TASK OBJECTIVE: Below are lines of data; count those containing the word "JSON" and write nothing but the number.

Stored items from a collection
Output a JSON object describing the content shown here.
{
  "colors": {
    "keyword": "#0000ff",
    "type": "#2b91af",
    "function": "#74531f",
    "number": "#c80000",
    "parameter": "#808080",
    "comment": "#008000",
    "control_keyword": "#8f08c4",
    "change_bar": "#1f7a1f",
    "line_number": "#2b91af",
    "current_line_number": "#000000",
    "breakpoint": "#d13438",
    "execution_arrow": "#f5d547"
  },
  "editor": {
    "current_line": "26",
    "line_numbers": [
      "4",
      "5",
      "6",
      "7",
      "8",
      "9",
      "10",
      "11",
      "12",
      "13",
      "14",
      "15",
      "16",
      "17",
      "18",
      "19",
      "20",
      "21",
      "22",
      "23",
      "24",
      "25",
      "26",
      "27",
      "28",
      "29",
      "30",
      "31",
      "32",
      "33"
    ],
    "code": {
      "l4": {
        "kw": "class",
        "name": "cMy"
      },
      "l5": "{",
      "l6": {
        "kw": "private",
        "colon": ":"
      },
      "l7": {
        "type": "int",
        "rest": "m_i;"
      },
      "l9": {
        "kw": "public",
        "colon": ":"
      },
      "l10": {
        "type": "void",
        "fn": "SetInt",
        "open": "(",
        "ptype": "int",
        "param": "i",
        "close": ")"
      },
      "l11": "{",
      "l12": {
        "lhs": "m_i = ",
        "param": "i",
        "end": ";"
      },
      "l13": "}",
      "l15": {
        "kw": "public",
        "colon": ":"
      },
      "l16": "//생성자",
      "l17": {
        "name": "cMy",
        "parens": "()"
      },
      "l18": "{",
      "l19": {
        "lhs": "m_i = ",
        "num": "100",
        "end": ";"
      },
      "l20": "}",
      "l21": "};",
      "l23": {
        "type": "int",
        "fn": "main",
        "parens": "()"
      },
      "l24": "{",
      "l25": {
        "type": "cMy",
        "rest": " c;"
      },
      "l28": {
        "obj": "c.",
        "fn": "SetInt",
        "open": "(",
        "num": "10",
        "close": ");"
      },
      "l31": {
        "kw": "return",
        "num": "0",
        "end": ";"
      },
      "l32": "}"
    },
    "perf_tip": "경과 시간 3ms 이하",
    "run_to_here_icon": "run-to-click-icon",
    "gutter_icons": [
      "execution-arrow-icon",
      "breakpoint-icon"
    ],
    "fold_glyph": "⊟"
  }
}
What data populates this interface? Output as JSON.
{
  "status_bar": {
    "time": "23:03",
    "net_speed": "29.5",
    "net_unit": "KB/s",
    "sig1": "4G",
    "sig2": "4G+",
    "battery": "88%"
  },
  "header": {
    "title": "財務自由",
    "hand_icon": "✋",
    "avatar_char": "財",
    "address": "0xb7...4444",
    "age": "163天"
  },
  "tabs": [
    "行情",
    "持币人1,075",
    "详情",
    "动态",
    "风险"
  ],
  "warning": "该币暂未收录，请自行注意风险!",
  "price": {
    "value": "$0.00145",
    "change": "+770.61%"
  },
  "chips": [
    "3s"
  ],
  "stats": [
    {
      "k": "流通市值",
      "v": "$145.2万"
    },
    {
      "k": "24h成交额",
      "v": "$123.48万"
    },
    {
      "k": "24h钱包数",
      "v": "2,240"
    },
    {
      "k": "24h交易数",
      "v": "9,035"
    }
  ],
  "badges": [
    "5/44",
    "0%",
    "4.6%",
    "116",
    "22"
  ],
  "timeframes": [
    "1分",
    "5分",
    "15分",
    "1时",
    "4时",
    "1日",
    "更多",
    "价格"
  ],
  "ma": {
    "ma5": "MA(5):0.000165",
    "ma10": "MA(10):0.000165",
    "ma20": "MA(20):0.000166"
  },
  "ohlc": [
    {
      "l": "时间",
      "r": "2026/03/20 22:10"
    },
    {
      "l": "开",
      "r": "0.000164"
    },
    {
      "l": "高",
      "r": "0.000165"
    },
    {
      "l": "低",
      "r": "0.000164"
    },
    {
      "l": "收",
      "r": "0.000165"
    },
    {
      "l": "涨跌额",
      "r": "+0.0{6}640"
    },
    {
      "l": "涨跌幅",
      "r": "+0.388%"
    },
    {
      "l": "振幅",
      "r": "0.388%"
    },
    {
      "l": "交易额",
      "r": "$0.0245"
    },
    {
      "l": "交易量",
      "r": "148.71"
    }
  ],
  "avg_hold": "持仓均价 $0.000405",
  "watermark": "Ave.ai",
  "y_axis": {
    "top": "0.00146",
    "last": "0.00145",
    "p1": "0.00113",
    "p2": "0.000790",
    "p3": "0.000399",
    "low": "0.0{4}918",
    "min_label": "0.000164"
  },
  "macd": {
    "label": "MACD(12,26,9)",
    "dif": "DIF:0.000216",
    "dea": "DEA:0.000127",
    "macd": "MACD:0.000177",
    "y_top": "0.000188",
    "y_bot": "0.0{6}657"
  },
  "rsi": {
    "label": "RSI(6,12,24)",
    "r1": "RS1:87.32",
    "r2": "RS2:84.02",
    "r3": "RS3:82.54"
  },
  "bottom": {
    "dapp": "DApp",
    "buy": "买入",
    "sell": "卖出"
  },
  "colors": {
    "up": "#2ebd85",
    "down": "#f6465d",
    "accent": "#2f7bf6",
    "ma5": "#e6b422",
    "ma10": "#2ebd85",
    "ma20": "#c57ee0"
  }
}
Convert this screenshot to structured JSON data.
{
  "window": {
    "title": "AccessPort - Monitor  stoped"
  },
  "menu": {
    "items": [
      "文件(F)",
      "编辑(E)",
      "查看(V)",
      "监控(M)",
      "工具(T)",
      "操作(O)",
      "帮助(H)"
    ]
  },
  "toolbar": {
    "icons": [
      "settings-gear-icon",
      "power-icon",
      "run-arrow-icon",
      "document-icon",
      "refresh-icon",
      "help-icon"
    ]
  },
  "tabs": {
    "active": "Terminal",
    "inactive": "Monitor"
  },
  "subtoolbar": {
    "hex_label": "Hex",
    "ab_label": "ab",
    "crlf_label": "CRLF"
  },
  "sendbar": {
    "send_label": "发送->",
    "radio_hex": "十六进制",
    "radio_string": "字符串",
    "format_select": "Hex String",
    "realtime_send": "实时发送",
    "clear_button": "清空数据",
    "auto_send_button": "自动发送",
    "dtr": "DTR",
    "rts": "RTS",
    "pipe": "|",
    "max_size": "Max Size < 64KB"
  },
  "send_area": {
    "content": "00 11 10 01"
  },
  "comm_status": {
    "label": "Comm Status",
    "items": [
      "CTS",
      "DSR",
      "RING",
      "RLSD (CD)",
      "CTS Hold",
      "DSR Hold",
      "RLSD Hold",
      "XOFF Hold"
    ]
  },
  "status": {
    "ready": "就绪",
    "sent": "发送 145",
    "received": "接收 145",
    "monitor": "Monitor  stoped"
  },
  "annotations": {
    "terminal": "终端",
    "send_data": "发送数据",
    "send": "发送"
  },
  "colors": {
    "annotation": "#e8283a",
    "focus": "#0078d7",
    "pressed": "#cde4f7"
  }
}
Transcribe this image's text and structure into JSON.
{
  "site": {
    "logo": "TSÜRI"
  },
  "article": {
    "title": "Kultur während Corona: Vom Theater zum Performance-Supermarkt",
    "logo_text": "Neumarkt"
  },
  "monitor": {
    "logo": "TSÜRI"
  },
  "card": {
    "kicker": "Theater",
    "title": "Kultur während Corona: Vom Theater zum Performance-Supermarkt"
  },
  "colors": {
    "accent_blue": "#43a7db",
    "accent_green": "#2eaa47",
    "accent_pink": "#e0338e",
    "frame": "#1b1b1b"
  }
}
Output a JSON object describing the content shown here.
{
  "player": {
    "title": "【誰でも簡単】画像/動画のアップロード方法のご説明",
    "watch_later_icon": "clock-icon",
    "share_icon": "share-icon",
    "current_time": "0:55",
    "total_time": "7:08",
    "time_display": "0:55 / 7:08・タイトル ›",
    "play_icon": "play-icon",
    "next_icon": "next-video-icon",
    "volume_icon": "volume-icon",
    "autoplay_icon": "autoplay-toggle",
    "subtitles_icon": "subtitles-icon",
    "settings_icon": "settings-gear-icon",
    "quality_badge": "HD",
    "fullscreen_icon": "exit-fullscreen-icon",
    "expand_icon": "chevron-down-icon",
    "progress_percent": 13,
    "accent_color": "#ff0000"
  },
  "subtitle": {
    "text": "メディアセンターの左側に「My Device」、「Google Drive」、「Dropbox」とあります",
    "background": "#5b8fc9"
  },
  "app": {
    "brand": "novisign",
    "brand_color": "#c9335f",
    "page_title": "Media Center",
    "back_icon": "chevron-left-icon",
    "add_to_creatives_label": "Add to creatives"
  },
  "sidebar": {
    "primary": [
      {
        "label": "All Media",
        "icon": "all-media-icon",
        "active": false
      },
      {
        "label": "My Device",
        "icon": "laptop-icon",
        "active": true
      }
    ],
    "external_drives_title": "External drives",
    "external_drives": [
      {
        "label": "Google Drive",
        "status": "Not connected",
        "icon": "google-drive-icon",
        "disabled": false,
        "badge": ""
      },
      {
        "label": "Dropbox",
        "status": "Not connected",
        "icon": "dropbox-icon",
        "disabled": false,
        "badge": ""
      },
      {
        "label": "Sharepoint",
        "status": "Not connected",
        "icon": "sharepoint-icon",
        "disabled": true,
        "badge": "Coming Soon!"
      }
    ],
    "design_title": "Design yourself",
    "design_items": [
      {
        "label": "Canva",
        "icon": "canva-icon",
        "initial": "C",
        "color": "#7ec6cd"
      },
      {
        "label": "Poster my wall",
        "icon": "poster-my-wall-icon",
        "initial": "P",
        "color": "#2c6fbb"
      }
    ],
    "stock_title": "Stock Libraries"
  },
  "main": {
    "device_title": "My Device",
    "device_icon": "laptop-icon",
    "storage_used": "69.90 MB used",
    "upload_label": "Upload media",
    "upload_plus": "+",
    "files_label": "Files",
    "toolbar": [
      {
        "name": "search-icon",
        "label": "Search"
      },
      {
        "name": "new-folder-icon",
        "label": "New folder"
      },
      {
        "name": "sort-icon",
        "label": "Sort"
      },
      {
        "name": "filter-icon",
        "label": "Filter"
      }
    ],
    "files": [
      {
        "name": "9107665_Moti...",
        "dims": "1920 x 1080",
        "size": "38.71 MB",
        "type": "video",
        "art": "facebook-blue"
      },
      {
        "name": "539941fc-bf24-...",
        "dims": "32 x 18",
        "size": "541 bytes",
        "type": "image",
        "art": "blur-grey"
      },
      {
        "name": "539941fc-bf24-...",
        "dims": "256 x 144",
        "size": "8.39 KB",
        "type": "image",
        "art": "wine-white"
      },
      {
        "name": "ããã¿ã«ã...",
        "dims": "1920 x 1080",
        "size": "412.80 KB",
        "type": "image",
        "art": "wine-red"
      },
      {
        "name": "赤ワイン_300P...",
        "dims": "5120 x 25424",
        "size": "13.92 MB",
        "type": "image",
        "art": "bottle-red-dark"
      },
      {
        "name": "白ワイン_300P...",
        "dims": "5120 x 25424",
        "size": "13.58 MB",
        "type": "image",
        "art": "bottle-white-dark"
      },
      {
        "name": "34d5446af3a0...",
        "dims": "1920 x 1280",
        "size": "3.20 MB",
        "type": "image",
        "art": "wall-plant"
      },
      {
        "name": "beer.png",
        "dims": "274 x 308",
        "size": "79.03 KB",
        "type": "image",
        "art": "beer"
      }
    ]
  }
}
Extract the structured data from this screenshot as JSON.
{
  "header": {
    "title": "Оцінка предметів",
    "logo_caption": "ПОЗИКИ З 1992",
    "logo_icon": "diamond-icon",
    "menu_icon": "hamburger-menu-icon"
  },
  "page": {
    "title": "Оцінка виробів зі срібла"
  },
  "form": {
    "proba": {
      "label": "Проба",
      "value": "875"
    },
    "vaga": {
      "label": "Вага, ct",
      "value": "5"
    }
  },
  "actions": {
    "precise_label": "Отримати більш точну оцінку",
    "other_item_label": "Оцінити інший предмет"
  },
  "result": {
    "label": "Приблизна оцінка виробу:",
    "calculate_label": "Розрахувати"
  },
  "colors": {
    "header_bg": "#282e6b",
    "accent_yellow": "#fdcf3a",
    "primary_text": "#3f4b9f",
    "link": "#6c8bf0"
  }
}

ANSWER: 6